▶ _Records to use_

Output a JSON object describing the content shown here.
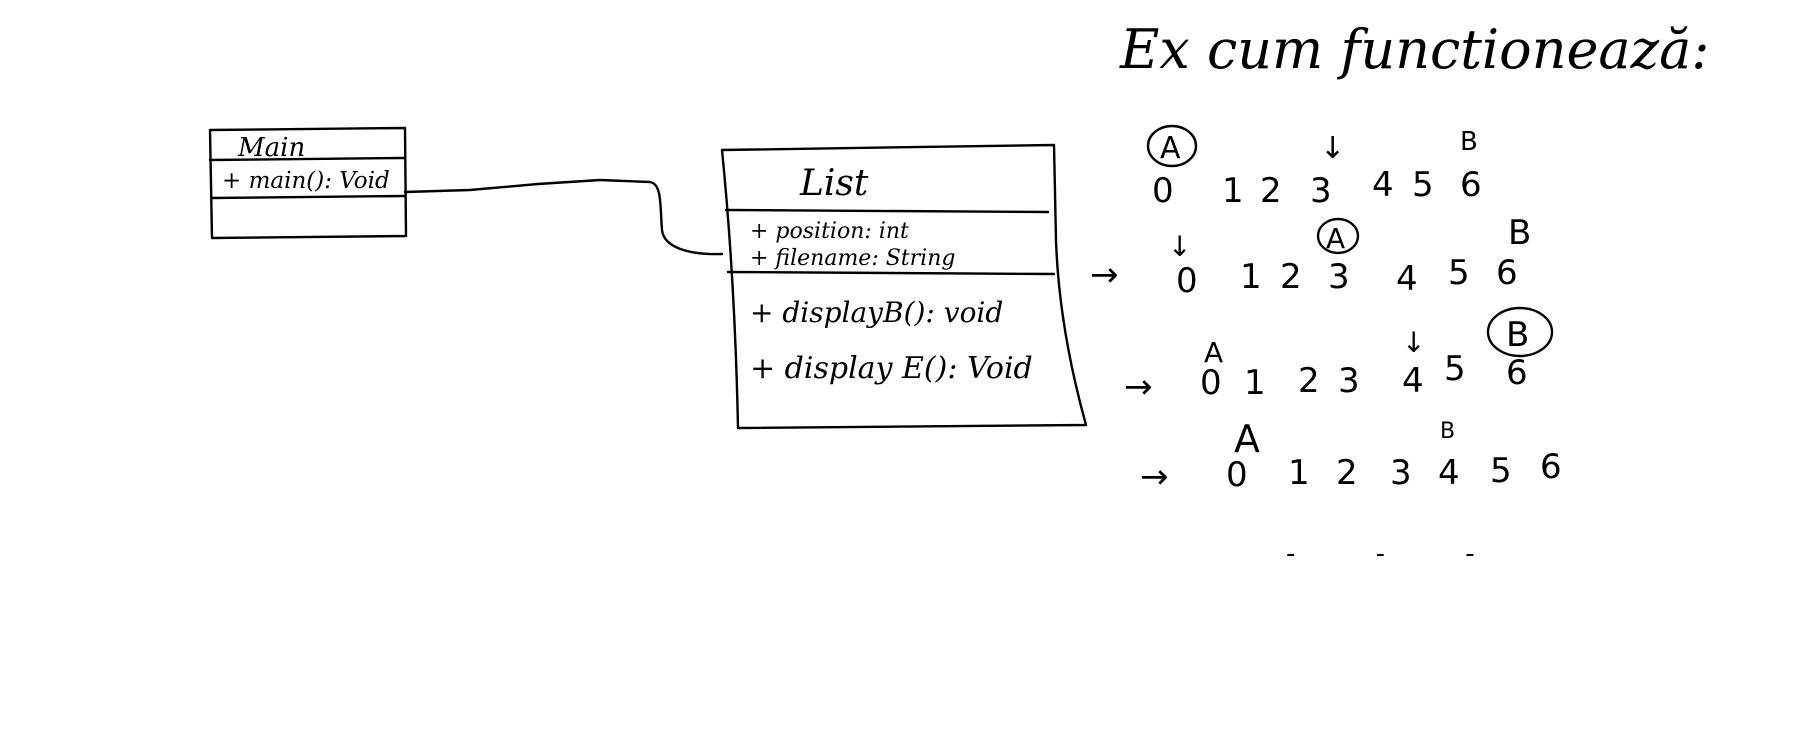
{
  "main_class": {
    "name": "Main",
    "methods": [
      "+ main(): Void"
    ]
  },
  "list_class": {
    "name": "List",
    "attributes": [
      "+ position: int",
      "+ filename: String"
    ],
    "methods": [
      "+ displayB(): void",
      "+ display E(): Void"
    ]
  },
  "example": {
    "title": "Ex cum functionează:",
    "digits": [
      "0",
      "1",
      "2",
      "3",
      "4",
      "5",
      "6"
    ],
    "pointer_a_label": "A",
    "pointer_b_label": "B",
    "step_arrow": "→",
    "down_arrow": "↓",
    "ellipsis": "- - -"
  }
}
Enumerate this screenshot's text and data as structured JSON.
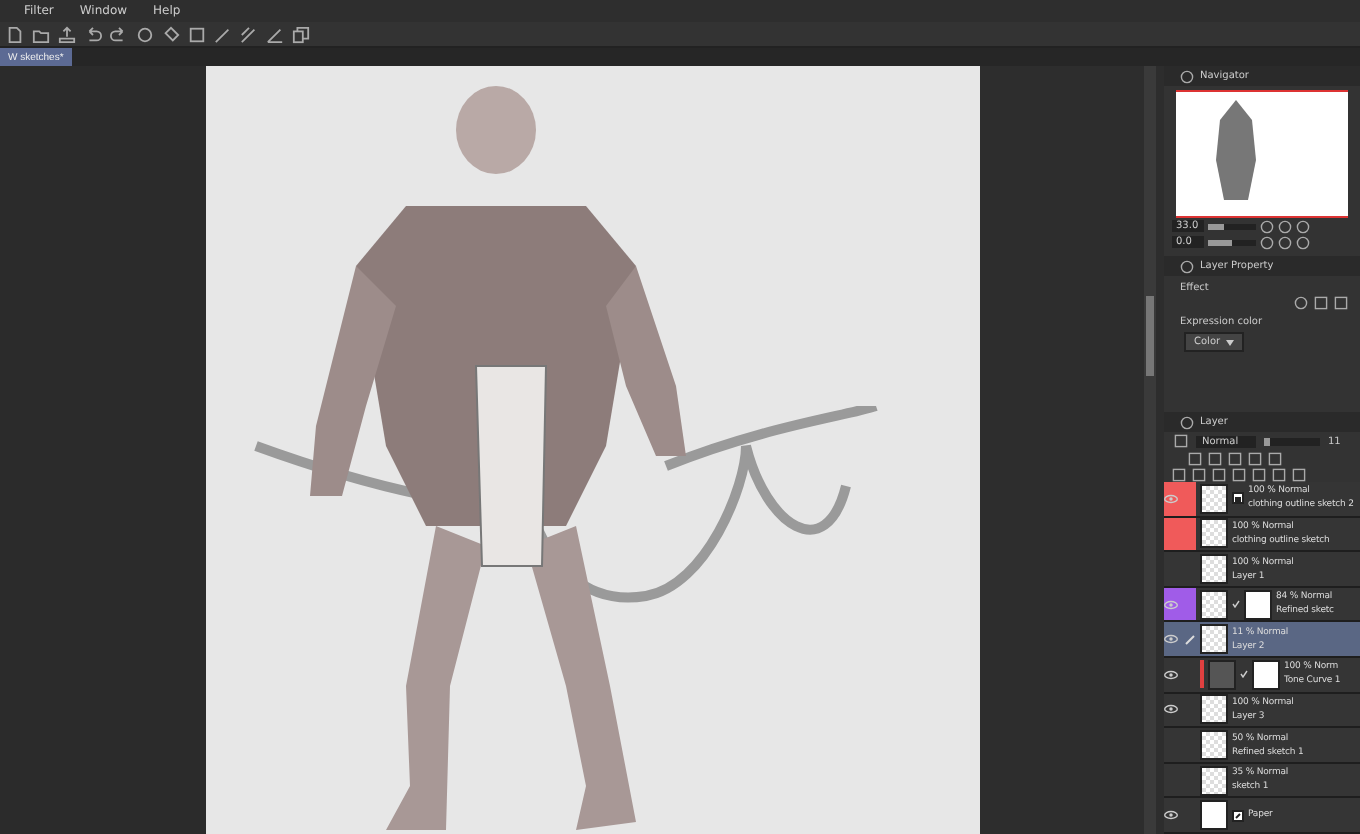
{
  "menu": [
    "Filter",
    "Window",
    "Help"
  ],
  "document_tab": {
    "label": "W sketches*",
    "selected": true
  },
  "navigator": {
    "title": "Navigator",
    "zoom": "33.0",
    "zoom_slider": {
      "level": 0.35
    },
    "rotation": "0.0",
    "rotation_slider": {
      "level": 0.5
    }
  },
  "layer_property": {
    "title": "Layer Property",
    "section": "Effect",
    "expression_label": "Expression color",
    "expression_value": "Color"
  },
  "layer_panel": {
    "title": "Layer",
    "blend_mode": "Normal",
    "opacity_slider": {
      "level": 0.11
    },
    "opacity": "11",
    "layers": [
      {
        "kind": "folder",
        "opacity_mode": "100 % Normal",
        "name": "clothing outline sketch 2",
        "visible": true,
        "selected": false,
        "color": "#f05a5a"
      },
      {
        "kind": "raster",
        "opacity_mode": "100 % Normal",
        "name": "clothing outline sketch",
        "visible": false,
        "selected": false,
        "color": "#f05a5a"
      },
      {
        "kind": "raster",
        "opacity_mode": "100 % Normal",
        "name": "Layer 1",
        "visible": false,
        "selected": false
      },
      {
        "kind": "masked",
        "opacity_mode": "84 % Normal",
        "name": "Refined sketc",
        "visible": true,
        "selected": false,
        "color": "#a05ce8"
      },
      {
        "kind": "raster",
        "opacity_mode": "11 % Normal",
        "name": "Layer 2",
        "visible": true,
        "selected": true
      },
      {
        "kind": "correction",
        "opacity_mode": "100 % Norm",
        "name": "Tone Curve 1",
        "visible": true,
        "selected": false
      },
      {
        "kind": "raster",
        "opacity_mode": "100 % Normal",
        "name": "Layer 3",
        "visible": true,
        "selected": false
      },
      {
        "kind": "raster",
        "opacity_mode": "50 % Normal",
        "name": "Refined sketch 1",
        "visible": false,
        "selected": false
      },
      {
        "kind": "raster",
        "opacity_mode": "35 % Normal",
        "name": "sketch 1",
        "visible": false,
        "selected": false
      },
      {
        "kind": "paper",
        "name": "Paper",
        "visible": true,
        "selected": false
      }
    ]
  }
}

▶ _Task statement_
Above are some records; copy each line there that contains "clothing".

▶ _Response_
        "name": "clothing outline sketch 2",
        "name": "clothing outline sketch",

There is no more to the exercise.